U.S. Rep. John Salazar, already taking heat of late for his no vote on the Waxman-Markey climate change bill, may also be hearing it from his constituents in Third Congressional District over his lack of support for Congresswoman Diana DeGette’s FRAC Act.
Two-thirds of the voters in the mostly rural Third District, which includes most of the natural-gas hotspots on the Western Slope, support the FRAC Act, according to a survey produced for the Western Organization of Resource Councils (WORC) — a group of western agriculture and conservation groups.
Only 22 percent of the voters oppose the legislation, which would strip away a Safe Drinking Water Act exemption for the process of hydraulic fracturing (or fracking) that was granted under the Bush administration in 2005 and is the only such industrial exemption under the act.
The process involves high-pressure injections of water, sand and undisclosed chemicals into gas wells to force open tight geological formations and free up more gas. Critics say fracking is leading to contamination of groundwater supplies and water wells near gas fields. Industry officials say the process is safe and chemicals must stay secret for competitive reasons.
The survey, conducted by Harstad Strategic Research and released Tuesday, was done by phone July 28-30 using a voter list in the Third District, which includes heavily drilled Garfield County. A total of 504 random telephone interviews were conducted, with an accuracy rate of plus or minus 4.4 percent.
Although he supported federal hydraulic fracturing legislation last year, Salazar has shied away this year, perhaps with an eye toward re-election in 2010: “I believe that developers may have legitimate concerns about the impact that removing the exemption may have on their ability to find and extract oil and gas,” he told Pro Publica in May. “But … the current regulatory approach is probably not sustainable and will probably need to be revised in some way.”

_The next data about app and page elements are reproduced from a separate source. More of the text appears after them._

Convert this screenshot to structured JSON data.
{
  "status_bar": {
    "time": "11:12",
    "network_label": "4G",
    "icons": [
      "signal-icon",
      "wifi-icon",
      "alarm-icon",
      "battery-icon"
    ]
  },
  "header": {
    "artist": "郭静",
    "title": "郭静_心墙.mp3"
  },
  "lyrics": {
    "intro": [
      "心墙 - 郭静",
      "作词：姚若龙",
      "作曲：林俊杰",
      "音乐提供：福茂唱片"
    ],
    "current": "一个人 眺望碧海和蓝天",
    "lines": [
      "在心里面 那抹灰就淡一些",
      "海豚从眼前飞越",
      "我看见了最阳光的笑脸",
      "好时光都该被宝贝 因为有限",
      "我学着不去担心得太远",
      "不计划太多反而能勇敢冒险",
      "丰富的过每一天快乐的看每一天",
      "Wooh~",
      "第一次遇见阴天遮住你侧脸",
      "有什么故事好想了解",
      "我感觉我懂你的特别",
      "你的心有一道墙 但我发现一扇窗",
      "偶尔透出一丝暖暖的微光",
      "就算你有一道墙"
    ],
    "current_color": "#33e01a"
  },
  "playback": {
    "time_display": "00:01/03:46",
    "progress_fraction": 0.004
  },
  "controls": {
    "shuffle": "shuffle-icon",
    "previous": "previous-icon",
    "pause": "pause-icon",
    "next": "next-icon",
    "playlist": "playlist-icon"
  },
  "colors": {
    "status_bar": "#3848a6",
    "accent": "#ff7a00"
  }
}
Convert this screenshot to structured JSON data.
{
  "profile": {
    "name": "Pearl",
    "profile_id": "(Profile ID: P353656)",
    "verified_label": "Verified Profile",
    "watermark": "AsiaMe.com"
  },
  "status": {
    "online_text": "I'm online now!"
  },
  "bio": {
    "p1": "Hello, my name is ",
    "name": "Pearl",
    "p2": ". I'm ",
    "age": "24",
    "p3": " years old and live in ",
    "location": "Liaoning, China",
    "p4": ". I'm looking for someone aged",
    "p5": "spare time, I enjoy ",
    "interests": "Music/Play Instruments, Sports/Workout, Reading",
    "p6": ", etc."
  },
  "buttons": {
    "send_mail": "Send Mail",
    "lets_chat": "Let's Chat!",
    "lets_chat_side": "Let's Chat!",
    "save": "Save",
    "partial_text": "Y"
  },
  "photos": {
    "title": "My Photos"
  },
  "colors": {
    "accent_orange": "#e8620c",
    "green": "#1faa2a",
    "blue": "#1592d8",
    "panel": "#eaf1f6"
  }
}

But the survey asked specifically about the FRAC Act, and 70 percent of the voters in the district’s more urban counties, Mesa and Pueblo, favor the FRAC Act, while 66 percent of the voters in the more rural counties favor the bill. Democrats support the bill by an 80-percent margin; Independents 79 percent; and Republicans 51 percent.
And 63 percent of the households that rely on farming and ranching support the bill; while 61 percent of the voters who hunt of fish support it. Salazar comes from a long line of ranching families in southern Colorado. His brother Ken, a former Colorado senator, is Secretary of the Interior.

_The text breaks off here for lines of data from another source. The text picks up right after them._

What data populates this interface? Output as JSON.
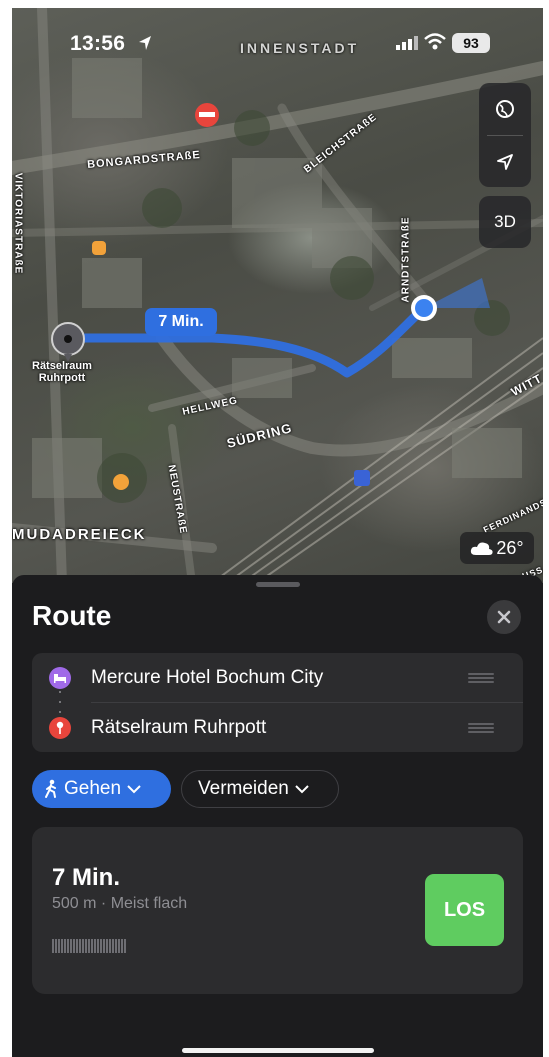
{
  "status_bar": {
    "time": "13:56",
    "battery": "93"
  },
  "map": {
    "streets": {
      "innenstadt": "INNENSTADT",
      "bongardstrasse": "BONGARDSTRAßE",
      "bleichstrasse": "BLEICHSTRAßE",
      "arndtstrasse": "ARNDTSTRAßE",
      "viktoriastrasse": "VIKTORIASTRAßE",
      "hellweg": "HELLWEG",
      "suedring": "SÜDRING",
      "neustrasse": "NEUSTRAßE",
      "witten": "WITT",
      "bermudadreieck": "MUDADREIECK",
      "ferdinandstr": "FERDINANDSTR",
      "strasse_edge": "USS"
    },
    "route_time_label": "7 Min.",
    "destination_label_line1": "Rätselraum",
    "destination_label_line2": "Ruhrpott",
    "controls": {
      "globe_icon": "globe-icon",
      "locate_icon": "location-arrow-icon",
      "view_3d": "3D"
    },
    "weather": {
      "icon": "cloud-icon",
      "temperature": "26°"
    },
    "route_color": "#2f6fe0"
  },
  "sheet": {
    "title": "Route",
    "stops": [
      {
        "label": "Mercure Hotel Bochum City",
        "icon": "bed-icon",
        "color": "#a06ae8"
      },
      {
        "label": "Rätselraum Ruhrpott",
        "icon": "pin-icon",
        "color": "#e8453c"
      }
    ],
    "mode_pill": {
      "label": "Gehen",
      "icon": "walk-icon"
    },
    "avoid_pill": {
      "label": "Vermeiden"
    },
    "route_card": {
      "duration": "7 Min.",
      "details": "500 m · Meist flach",
      "go_label": "LOS"
    }
  }
}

For more on the survey, go to the Western Organization of Resource Councils (WORC) website.